Iowa Agriculture Secretary Bill Northey says there are some "pockets" of the state where corn and soybean fields have yet to be seeded. To complicate the early part of the growing season, some farmers are picking tornado debris out of their fields and considering replanting, while others are waiting for last week’s flooding to fully subside so they can check the submerged plants and determine whether they need to replant.

"There’s still time to be able to get soybeans in, but folks are getting nervous about it," Northey says, "and then we do have the potential for flooding as well as just lowland flooding where in a field where the water pools and covers up a crop for a while and that can either badly damage that crop or kill that crop and force replanting to have to have to happen."

Most of those fields will be reseeded with soybeans as it’s too late to plant corn in all but far southern Iowa. "It has to be dry before folks can get back in so this will have an impact on yields in many of the areas," Northey says.

Once farmers see their crops emerging from the ground, they often spray the fields to prevent weeds from growing and taking nutrients and water away from the young corn and soybean plants. Farmers with sopping wet fields will have to wait on that, giving the weeds a little longer to take root. Once floodwaters recede or standing water in some areas of a field dry up, some corn farmers will have another decision to make. "In some cases there needs to be a little more fertilizer put on, a nitrogen fertilizer especially on corn — side-dressing it’s called and that will be delayed here a little bit," Northey says, "not a problem if it happens in the next three weeks or so."

Northey’s not ready to say the slow start to the 2008 growing season will reduce the fall harvest by any measure. "Well, there’s so much season to go and the old line is: ‘You lose a crop three times before you harvest it’ so this is another one of those times when there’s enough worry to go around," Northey says. "(By) the same token, the crop in most places is in, in most places it’s healthy. It is a little behind but as long as the rest of the reason straightens out, it shouldn’t be a problem."

Northey is still actively farming in the Spirit Lake area and he has his crop in the ground.
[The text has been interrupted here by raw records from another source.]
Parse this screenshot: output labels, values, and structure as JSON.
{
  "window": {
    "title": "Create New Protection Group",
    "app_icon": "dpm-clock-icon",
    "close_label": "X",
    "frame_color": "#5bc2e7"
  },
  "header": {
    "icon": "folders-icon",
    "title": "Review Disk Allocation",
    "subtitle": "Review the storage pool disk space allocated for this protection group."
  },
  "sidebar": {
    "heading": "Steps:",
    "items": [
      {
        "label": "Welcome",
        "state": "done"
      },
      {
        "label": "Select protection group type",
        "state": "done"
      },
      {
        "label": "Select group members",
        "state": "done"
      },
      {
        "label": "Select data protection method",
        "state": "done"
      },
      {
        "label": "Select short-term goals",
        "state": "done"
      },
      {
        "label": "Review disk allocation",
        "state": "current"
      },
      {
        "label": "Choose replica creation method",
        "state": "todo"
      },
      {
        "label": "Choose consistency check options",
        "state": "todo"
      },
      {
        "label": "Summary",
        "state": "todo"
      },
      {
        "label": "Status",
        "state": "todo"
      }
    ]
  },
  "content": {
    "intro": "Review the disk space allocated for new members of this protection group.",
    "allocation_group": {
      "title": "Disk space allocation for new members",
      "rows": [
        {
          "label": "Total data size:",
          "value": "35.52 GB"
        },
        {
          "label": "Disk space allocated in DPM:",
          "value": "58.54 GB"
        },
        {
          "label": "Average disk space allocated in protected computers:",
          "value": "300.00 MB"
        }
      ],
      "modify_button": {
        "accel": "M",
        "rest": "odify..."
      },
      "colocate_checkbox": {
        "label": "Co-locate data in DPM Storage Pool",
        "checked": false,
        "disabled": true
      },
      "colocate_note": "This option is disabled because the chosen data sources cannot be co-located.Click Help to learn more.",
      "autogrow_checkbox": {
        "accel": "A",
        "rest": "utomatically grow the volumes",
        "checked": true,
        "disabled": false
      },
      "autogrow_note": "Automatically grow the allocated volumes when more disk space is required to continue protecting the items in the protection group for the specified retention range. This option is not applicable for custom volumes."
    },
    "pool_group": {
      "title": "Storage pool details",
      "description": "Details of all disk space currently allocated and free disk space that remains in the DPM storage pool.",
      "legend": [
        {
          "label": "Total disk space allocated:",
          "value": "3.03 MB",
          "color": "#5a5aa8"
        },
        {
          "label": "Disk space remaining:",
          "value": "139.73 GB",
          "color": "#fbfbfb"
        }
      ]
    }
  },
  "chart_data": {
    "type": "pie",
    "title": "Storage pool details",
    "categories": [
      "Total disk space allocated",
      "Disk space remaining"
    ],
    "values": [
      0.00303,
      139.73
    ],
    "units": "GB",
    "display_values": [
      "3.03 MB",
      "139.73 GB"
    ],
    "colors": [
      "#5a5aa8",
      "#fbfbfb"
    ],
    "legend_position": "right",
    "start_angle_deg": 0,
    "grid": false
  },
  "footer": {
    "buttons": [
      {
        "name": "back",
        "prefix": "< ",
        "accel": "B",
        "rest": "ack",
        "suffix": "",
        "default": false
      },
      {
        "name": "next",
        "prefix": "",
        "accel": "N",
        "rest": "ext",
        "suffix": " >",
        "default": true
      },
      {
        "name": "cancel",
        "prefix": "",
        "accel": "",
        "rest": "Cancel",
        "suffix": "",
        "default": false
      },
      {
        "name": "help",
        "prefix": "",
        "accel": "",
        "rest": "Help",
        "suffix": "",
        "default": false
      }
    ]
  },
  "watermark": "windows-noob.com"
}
A detailed report on planting progress and the status of the 2008 crop that’s emerged from the ground will be released late Monday.